Just a few weeks back I took a Shibori class in Malibu from Kaari Meng, owner of the French General in L.A. (Look here for that post). It started off as an absolutely beautiful day, gorgeous really, but within an hour of our arrival, the clouds covered the sky and it was transformed into a complete waterworks show, including wind and very cold temperatures. So yesterday my friend Suzanne and I decided to try dyeing again with our Shibori kits. And these beauties are my dyed pieces!

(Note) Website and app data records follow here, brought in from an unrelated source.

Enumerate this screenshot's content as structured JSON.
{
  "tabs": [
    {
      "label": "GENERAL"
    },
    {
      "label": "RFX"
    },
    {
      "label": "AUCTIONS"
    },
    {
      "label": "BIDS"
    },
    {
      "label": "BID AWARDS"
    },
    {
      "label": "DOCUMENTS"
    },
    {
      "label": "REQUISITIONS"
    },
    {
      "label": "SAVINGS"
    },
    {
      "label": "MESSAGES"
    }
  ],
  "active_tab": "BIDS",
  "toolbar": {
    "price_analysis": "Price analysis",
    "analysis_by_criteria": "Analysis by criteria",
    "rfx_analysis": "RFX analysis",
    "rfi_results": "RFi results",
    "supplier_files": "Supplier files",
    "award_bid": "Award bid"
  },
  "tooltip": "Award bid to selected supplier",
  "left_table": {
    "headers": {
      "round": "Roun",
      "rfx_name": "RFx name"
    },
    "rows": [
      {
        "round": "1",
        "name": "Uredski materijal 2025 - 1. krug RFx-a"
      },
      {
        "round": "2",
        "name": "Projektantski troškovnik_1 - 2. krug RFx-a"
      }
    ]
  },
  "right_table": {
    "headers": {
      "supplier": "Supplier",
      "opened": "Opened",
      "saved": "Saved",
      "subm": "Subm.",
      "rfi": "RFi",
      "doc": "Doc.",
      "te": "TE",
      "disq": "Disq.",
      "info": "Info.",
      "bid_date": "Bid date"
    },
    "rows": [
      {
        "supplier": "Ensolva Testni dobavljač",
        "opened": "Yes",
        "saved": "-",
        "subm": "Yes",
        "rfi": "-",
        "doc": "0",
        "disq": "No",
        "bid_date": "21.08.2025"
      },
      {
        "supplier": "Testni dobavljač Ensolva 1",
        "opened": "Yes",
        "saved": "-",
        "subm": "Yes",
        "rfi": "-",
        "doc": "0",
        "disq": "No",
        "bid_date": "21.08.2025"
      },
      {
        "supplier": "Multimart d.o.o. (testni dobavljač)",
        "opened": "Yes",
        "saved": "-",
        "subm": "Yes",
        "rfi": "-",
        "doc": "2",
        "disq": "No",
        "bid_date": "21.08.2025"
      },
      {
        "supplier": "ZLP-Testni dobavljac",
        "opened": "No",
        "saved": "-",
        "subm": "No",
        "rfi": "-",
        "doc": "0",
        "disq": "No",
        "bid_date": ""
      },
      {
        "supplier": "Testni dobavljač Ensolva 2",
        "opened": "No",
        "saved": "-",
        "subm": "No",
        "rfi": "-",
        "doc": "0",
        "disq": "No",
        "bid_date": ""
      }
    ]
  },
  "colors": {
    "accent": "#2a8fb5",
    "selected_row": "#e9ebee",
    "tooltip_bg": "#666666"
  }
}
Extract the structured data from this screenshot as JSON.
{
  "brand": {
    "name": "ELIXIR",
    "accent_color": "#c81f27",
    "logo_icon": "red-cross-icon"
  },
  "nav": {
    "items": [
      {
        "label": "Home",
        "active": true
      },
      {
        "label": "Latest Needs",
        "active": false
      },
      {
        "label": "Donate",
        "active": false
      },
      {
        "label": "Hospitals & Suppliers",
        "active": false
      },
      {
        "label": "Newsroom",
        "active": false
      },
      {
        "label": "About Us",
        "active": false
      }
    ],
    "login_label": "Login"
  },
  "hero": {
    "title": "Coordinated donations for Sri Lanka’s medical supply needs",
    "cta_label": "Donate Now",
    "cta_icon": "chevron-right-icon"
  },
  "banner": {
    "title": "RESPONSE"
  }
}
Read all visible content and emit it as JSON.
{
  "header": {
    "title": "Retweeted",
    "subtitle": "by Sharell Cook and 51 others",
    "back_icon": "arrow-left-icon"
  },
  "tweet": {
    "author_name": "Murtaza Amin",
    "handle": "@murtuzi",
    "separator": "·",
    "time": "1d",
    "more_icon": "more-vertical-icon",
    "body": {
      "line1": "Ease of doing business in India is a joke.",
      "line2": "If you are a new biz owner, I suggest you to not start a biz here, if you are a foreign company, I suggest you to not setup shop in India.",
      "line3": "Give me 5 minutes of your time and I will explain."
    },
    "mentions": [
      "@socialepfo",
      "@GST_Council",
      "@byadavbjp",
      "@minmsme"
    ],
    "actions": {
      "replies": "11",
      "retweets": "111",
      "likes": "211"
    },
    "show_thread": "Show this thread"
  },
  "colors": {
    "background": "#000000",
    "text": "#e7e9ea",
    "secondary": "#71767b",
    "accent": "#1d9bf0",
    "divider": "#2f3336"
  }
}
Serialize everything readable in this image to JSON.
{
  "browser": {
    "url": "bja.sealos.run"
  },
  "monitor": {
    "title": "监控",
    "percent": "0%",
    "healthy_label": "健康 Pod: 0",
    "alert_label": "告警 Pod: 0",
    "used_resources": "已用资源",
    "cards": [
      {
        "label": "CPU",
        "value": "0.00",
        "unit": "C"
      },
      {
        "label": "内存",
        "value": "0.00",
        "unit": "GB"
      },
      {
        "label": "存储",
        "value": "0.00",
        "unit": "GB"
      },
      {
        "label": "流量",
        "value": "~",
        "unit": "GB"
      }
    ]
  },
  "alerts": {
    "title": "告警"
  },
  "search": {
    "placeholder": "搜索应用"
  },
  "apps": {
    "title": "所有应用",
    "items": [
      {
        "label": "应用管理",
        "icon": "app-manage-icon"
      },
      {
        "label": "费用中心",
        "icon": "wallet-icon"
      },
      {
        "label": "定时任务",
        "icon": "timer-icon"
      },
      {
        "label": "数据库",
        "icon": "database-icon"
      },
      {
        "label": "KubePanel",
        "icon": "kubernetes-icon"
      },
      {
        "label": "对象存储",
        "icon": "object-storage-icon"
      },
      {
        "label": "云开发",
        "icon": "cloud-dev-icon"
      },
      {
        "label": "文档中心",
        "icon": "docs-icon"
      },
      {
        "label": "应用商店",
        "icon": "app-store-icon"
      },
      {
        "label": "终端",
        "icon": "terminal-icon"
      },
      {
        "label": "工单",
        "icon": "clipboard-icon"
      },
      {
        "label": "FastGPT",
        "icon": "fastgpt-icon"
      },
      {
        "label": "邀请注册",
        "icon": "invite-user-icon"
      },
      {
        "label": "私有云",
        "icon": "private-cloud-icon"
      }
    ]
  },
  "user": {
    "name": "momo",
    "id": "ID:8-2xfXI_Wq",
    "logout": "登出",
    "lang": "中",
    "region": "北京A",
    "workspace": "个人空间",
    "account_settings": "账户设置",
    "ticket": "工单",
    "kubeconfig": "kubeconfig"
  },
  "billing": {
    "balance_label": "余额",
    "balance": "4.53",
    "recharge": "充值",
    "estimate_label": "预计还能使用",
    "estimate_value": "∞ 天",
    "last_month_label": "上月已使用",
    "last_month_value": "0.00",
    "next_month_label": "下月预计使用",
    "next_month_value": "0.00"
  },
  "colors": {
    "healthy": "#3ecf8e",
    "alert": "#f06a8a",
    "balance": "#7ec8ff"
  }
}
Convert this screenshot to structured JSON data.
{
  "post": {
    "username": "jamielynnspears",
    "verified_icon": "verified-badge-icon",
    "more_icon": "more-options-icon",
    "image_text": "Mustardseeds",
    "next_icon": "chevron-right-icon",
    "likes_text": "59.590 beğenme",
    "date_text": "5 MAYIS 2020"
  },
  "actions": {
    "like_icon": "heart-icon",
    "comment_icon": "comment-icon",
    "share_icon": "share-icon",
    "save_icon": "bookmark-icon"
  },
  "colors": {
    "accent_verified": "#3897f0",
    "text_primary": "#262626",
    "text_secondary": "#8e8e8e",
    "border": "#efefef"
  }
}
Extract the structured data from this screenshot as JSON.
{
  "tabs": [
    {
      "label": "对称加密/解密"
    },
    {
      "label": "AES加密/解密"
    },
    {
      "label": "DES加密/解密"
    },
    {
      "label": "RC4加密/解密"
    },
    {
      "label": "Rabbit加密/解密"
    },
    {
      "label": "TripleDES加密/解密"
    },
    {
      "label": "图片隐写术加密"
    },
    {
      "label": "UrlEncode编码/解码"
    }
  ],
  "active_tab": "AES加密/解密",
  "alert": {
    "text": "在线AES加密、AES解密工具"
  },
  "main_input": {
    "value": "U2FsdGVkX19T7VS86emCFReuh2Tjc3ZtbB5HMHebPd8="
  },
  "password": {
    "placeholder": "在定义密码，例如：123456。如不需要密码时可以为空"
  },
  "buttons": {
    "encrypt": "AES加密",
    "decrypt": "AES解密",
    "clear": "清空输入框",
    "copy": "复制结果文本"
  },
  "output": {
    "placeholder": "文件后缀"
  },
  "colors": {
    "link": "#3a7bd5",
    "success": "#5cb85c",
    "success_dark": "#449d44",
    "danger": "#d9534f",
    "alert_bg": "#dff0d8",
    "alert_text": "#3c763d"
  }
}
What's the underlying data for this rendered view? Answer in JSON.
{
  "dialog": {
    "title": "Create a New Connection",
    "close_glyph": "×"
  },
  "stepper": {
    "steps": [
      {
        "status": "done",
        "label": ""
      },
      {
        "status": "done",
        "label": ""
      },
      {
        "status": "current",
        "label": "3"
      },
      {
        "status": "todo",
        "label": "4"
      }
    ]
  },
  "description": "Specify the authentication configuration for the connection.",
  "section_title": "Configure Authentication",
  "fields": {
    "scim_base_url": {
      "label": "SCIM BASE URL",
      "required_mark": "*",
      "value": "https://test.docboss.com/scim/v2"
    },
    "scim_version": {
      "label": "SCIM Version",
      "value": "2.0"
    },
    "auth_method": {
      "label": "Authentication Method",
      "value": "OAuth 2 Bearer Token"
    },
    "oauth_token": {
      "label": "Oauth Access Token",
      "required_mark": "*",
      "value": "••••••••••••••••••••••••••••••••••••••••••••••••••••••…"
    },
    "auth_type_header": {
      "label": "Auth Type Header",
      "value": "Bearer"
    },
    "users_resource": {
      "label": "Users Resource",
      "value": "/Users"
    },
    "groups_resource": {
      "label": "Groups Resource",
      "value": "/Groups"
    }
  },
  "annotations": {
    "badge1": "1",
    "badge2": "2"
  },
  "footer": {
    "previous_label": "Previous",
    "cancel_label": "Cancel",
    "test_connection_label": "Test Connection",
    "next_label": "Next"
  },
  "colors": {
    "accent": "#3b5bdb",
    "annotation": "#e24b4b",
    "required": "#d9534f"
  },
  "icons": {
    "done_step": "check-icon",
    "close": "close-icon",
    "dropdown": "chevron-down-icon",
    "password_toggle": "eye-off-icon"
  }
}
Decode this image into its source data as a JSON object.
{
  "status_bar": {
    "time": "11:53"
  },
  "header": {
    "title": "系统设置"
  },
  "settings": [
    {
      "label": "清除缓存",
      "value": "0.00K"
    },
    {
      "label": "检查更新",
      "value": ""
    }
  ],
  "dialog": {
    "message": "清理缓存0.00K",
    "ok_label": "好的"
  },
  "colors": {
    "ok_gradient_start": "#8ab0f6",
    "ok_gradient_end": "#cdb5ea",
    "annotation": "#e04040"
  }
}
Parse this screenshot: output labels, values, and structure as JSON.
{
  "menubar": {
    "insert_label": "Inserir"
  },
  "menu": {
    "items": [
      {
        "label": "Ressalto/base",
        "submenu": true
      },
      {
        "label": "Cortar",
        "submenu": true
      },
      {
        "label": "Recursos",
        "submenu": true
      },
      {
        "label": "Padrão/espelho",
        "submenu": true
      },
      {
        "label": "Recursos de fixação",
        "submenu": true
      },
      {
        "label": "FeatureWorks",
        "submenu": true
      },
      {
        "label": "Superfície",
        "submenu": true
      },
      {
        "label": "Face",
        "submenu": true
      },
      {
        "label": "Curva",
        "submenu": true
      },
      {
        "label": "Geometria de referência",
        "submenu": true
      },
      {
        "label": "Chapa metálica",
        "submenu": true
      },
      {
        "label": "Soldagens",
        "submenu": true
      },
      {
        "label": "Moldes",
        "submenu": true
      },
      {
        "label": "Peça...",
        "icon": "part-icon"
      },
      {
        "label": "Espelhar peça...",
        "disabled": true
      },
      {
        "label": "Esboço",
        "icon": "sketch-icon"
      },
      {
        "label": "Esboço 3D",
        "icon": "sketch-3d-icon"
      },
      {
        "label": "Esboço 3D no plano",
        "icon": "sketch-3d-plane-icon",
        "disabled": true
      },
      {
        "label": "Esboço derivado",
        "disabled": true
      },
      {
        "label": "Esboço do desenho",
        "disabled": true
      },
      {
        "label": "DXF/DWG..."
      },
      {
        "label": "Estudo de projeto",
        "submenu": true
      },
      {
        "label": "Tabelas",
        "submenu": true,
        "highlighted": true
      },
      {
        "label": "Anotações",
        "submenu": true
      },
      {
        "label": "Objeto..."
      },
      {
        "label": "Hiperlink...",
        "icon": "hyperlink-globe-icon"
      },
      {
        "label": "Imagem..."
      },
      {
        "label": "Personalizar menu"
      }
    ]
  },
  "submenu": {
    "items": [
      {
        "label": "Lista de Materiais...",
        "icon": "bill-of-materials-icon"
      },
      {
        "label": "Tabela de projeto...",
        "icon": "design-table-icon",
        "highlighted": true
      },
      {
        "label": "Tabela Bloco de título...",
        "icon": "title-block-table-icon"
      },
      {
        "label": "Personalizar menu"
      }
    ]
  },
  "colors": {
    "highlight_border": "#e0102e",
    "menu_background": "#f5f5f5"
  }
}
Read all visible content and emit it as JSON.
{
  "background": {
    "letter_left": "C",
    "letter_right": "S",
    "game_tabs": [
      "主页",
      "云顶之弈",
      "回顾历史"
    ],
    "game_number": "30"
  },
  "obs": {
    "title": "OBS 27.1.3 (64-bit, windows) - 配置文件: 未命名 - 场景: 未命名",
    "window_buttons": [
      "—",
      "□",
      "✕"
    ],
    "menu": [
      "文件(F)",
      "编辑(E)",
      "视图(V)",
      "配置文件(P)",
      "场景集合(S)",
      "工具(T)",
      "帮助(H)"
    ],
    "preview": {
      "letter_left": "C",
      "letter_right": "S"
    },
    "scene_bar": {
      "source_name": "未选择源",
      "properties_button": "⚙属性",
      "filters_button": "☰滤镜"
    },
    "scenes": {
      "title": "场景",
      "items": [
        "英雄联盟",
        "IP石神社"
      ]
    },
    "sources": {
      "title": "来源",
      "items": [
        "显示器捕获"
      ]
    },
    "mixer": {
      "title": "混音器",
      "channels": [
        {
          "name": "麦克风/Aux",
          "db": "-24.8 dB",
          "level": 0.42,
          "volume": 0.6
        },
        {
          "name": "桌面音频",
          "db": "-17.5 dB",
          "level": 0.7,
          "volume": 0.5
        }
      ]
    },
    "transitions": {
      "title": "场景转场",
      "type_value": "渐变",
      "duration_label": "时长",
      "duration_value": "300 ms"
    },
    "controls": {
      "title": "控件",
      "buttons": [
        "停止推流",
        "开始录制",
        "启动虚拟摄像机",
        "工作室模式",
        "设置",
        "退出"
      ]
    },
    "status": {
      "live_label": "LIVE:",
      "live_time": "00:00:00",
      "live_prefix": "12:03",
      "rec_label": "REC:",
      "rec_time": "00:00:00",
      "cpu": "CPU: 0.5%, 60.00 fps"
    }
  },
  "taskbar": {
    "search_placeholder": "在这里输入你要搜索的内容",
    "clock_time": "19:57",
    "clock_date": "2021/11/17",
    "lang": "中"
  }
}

I cannot begin to tell you how much FUN I had. Each piece, each reveal had an element of surprise. Though many of the folding techniques we used were the same, no piece was exactly identical. Personally, I love that. The dyeing of the materials was not difficult to achieve at all, however, it is an all day event. The longest part of this Japanese art form is in the binding, folding and clipping of the materials and the dipping and oxygenation process. For those of you who might see this as simply tie-dye, the techniques and most importantly, the dye itself, is very different. Additionally, most Shibori is done in indigo. Recently, Shibori has become quite popular and has found its base in trendy organic decor, from pillows and cushions, into textiles, clothing and scarves.
We have all our materials and are ready to go…
So here is our dye vat with our indigo bloom in the center.
There are several different ways to fold materials. Shibori generally speaks of three different types of techniques or methods, clamping, stitching, and gathering and binding. The clamping-style is shown below.
After several sessions of dipping…
Beginning of the big reveal…
Interestingly, the color of the indigo dye changes from yellowish green, greenish-teal to eventually dark blue upon introduction to the air. The napkins below show two different folding styles. One was the triangle and the other was the rectangle and both used popsicle sticks and rubber bands as clamps.
Suzanne and I had heard we could dye beads and paper so we tried them both and definitely liked the results.
Although I loved every single piece of everything I dyed, I loved this crinkled silk scarf the most. The fabric washed up beautifully, just in time for me to wear it out today. Obviously my hands, not so much. (Just noticed my hands in my pic. Oh well.)
Truly, our day would not have been complete without our guard dog “Lucy”, who towed the line and made sure every creation had her smell of approval. Lol!
Thanks for stopping by. This art stuff. Yea, it’s my happy place. And I hope to learn and do something new every week and share it with you.